== EXERCISE DETAILS ==
If a line holds the word "true", copy it from the entries.

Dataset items
○ ○ ○ ○ ○ ○ ○

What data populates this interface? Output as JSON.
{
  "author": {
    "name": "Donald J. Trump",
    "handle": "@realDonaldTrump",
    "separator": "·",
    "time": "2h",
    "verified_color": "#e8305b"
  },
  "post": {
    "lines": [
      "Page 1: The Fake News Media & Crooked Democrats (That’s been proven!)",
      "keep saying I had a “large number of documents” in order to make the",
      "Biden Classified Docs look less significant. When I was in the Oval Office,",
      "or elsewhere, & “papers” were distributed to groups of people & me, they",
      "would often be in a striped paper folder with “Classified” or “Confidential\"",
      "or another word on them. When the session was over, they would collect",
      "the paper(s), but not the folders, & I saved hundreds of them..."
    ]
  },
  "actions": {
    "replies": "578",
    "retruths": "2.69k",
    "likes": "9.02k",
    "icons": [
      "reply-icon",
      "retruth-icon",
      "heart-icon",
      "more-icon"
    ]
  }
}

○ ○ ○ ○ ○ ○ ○

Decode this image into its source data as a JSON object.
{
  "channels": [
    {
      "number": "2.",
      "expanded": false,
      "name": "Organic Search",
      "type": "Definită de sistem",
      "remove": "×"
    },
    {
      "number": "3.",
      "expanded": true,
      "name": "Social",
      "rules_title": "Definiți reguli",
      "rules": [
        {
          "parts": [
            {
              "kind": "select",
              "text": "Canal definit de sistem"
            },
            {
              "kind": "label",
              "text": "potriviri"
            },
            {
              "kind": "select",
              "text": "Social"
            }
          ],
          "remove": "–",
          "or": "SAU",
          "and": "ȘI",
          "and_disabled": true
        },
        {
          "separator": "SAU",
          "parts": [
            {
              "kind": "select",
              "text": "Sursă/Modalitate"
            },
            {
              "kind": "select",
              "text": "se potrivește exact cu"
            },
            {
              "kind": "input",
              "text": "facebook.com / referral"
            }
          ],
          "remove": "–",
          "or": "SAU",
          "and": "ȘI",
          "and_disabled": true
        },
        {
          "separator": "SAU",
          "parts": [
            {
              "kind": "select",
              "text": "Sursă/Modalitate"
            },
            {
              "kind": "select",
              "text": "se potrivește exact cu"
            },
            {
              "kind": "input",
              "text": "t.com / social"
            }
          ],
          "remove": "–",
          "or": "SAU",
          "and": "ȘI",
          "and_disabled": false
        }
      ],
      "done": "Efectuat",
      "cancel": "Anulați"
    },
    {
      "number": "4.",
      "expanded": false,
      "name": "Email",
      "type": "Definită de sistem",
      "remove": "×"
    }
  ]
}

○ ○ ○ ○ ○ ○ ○

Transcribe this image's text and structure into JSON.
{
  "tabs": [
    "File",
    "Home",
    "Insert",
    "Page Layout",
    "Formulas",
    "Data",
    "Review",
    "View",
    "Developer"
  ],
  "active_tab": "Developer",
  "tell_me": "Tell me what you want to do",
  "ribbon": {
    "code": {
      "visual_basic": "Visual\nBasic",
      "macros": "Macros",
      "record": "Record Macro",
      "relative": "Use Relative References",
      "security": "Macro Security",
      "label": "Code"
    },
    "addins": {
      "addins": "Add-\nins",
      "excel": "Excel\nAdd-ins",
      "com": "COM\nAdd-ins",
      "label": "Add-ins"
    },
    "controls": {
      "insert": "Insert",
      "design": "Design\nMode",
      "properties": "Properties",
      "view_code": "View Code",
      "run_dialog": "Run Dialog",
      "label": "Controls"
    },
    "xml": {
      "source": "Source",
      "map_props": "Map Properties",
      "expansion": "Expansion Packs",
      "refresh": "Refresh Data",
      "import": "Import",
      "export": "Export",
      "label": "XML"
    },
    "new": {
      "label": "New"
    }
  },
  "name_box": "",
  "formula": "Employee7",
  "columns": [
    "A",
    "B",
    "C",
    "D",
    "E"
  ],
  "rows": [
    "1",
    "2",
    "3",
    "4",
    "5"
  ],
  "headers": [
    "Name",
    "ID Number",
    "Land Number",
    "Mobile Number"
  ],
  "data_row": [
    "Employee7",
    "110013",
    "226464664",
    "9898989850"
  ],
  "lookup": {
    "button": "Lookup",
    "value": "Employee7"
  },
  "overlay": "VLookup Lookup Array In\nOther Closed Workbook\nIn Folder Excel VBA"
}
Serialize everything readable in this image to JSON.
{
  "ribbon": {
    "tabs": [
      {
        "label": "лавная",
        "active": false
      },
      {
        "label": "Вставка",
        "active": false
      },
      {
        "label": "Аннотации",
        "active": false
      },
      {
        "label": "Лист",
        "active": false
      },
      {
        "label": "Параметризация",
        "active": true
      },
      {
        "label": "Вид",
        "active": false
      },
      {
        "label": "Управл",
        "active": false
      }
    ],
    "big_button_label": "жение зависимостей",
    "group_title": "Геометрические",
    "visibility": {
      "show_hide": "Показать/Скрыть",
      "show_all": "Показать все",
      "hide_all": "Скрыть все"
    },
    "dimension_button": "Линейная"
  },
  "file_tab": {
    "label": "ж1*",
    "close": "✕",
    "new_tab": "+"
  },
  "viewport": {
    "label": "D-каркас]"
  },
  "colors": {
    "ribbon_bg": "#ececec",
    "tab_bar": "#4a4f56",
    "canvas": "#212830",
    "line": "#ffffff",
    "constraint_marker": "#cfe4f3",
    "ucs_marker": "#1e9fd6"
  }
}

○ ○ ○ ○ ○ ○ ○

== RESULT BELOW ==
      "expanded": true,
          "and_disabled": true
          "and_disabled": true
        "active": true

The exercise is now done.